Required work >> Every record below is to be repeated exactly, with the pictures left out.

[Entries from a dataset of interfaces]
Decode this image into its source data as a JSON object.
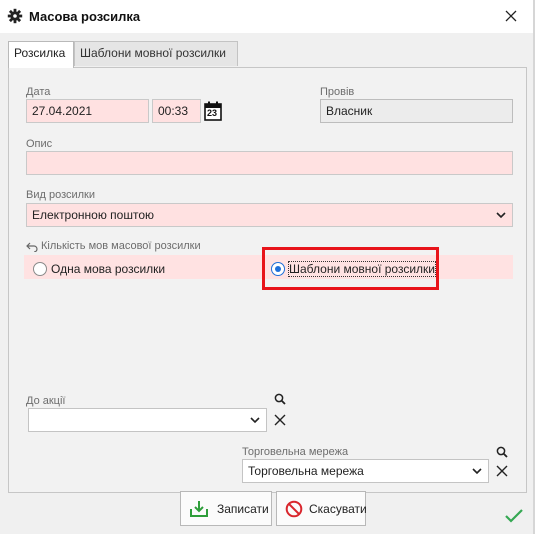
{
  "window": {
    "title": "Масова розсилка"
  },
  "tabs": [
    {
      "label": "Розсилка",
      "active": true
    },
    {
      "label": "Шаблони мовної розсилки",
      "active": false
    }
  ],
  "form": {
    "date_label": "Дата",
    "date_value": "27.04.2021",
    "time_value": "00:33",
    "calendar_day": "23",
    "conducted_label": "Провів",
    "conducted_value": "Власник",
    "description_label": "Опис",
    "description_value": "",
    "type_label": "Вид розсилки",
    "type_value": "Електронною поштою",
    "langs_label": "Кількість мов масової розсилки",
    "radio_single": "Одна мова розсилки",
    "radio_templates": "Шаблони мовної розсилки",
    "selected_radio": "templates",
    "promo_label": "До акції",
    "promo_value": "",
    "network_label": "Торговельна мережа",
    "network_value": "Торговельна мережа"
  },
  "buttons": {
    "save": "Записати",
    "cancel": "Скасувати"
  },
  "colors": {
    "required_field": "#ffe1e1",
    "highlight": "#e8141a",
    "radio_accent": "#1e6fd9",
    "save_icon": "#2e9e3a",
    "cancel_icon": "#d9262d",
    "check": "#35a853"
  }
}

Answer to the exercise >>
Decode this image into its source data as a JSON object.
{
  "window": {
    "title": "Масова розсилка"
  },
  "tabs": [
    {
      "label": "Розсилка",
      "active": true
    },
    {
      "label": "Шаблони мовної розсилки",
      "active": false
    }
  ],
  "form": {
    "date_label": "Дата",
    "date_value": "27.04.2021",
    "time_value": "00:33",
    "calendar_day": "23",
    "conducted_label": "Провів",
    "conducted_value": "Власник",
    "description_label": "Опис",
    "description_value": "",
    "type_label": "Вид розсилки",
    "type_value": "Електронною поштою",
    "langs_label": "Кількість мов масової розсилки",
    "radio_single": "Одна мова розсилки",
    "radio_templates": "Шаблони мовної розсилки",
    "selected_radio": "templates",
    "promo_label": "До акції",
    "promo_value": "",
    "network_label": "Торговельна мережа",
    "network_value": "Торговельна мережа"
  },
  "buttons": {
    "save": "Записати",
    "cancel": "Скасувати"
  },
  "colors": {
    "required_field": "#ffe1e1",
    "highlight": "#e8141a",
    "radio_accent": "#1e6fd9",
    "save_icon": "#2e9e3a",
    "cancel_icon": "#d9262d",
    "check": "#35a853"
  }
}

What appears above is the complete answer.